The article was entitled, What’s Right About A 6-Year-Old Who Breast-Feeds
Small print: my interest here is not on who or what is right or wrong. That’s too easy. My focus is on recognizing when a cultural difference is staring us in the face, getting clear about our initial reaction and owning it as ours (and not “she made me feel this way”) and understanding what value of ours we felt the behavior crossed.
Keep in mind too that some differences are “idiosyncratic,” meaning it’s a difference at the individual level, not at the level of culture. To be a “cultural difference,” there must be others engaged in the same behavior and with whom the participant feels a sense of tribal connection. Social movements qualify.
For example, when I breastfed my sons, I felt a bond of connection with other nursing mothers which I did not feel with mothers of bottle-fed babies. I wanted to be a part of this culture, this tribe of breast feeding women. Women who bottle fed were the “other.” And yes, where there’s a culture, there’s a “not-in-the-culture” as well, by definition.
As ever, I’m interested in exploring ways to co-exist with “other ways of doing it,” whatever the “it” might be. I’m curious about when and how we find it particularly difficult to accept the other point of view.
So, back to our breastfeeding six year olds. Here’s another photo from the same thread:
From the article entitled, Why This Mother Is Still Breast-Feeding Her 6-Year-Old Daughter
In my day (I love saying that, let me do it again) In my day, the big fuss regarding breastfeeding was over where and how much covering was required. The thinking was that breast feeding shouldn’t be too obvious, too public.
My, how times have changed.
Here are some questions to get you started. Think to the first time you saw one of these photos.
1.Did you gasp?
2. Could you name your initial emotional reaction? (e.g., mad, sad, glad, afraid, bored)
3. Was there a value of yours involved here? If so, which one?
4. Did that change as you learned more?
Parental responsibility, I think, is an arena that hits close to home. Next week’s post will continue in this vein, but with a different story line to start from.
You can read more about this story at these links.
HOW ABOUT YOU? What local cultural differences have challenged you?
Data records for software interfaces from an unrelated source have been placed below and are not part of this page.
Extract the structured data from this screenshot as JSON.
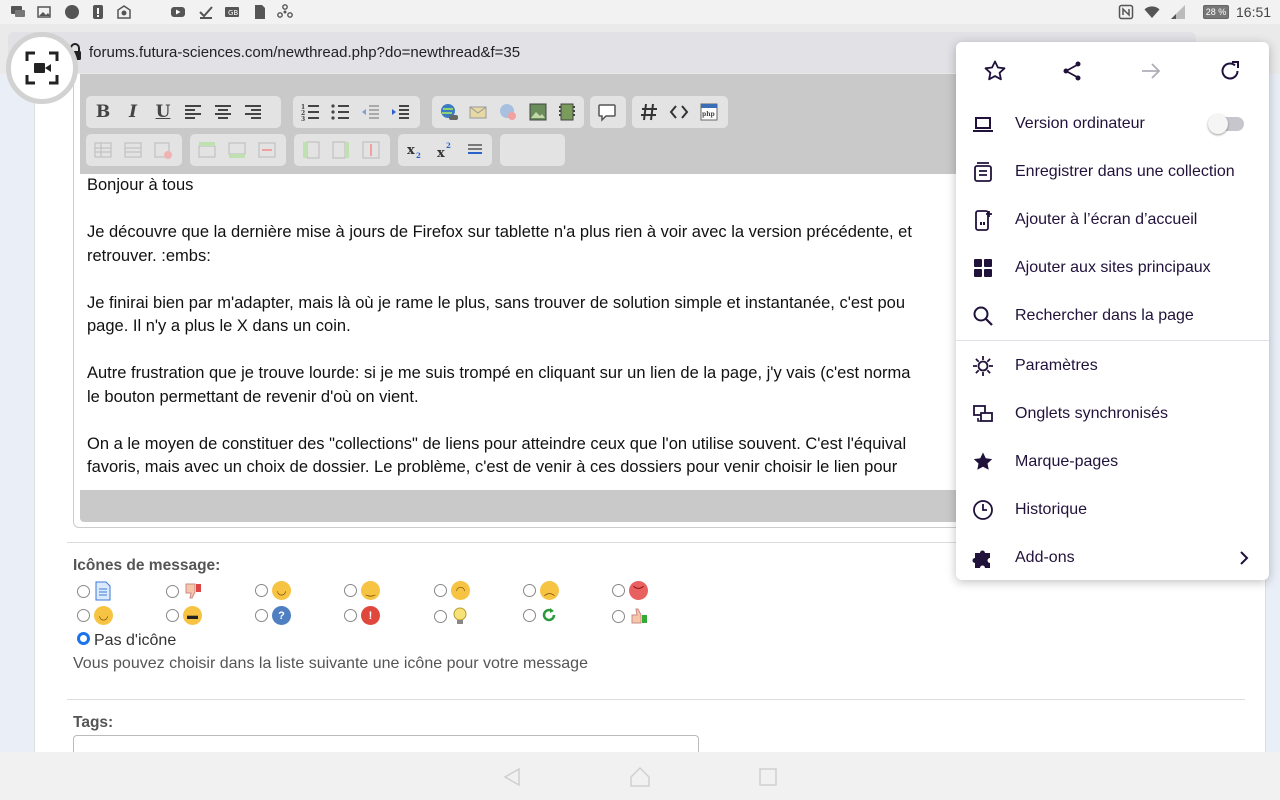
{
  "status_bar": {
    "time": "16:51",
    "battery": "28 %"
  },
  "browser": {
    "url": "forums.futura-sciences.com/newthread.php?do=newthread&f=35"
  },
  "editor": {
    "paragraphs": [
      [
        "Bonjour à tous"
      ],
      [
        "Je découvre que la dernière mise à jours de Firefox sur tablette n'a plus rien à voir avec la version précédente, et",
        "retrouver. :embs:"
      ],
      [
        "Je finirai bien par m'adapter, mais là où je rame le plus, sans trouver de solution simple et instantanée, c'est pou",
        "page. Il n'y a plus le X dans un coin."
      ],
      [
        "Autre frustration que je trouve lourde: si je me suis trompé en cliquant sur un lien de la page, j'y vais (c'est norma",
        "le bouton permettant de revenir d'où on vient."
      ],
      [
        "On a le moyen de constituer des \"collections\" de liens pour atteindre ceux que l'on utilise souvent. C'est l'équival",
        "favoris, mais avec un choix de dossier.  Le problème, c'est de venir à  ces dossiers pour venir choisir le lien pour"
      ]
    ]
  },
  "message_icons": {
    "label": "Icônes de message:",
    "no_icon_label": "Pas d'icône",
    "hint": "Vous pouvez choisir dans la liste suivante une icône pour votre message",
    "selected": "no-icon"
  },
  "tags": {
    "label": "Tags:",
    "value": ""
  },
  "menu": {
    "items": [
      {
        "label": "Version ordinateur",
        "icon": "laptop-icon"
      },
      {
        "label": "Enregistrer dans une collection",
        "icon": "collection-icon"
      },
      {
        "label": "Ajouter à l’écran d’accueil",
        "icon": "add-home-icon"
      },
      {
        "label": "Ajouter aux sites principaux",
        "icon": "grid-icon"
      },
      {
        "label": "Rechercher dans la page",
        "icon": "search-icon"
      },
      {
        "label": "Paramètres",
        "icon": "gear-icon"
      },
      {
        "label": "Onglets synchronisés",
        "icon": "synced-tabs-icon"
      },
      {
        "label": "Marque-pages",
        "icon": "star-filled-icon"
      },
      {
        "label": "Historique",
        "icon": "clock-icon"
      },
      {
        "label": "Add-ons",
        "icon": "puzzle-icon"
      }
    ],
    "desktop_toggle_on": false
  },
  "colors": {
    "menu_text": "#20123a",
    "radio_selected": "#1a73e8",
    "toolbar_bg": "#c9c9c9"
  }
}
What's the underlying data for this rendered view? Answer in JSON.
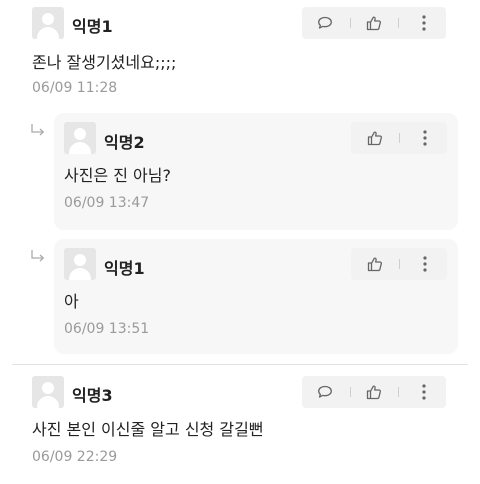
{
  "comments": [
    {
      "author": "익명1",
      "text": "존나 잘생기셨네요;;;;",
      "time": "06/09 11:28"
    },
    {
      "author": "익명3",
      "text": "사진 본인 이신줄 알고 신청 갈길뻔",
      "time": "06/09 22:29"
    }
  ],
  "replies": [
    {
      "author": "익명2",
      "text": "사진은 진 아님?",
      "time": "06/09 13:47"
    },
    {
      "author": "익명1",
      "text": "아",
      "time": "06/09 13:51"
    }
  ],
  "icons": {
    "comment": "speech-bubble-icon",
    "like": "thumbs-up-icon",
    "more": "vertical-ellipsis-icon",
    "reply": "reply-arrow-icon",
    "avatar": "default-avatar"
  },
  "colors": {
    "actions_bg": "#f2f2f2",
    "reply_bg": "#f7f7f7",
    "time": "#9a9a9a"
  }
}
Did you think a bit more about how (and why) you “do it differently?” Did you identify a value you hold that felt threatened here? Did you arrive at a different or deeper appreciation of your own value, or a better understanding of why you do it the way you do?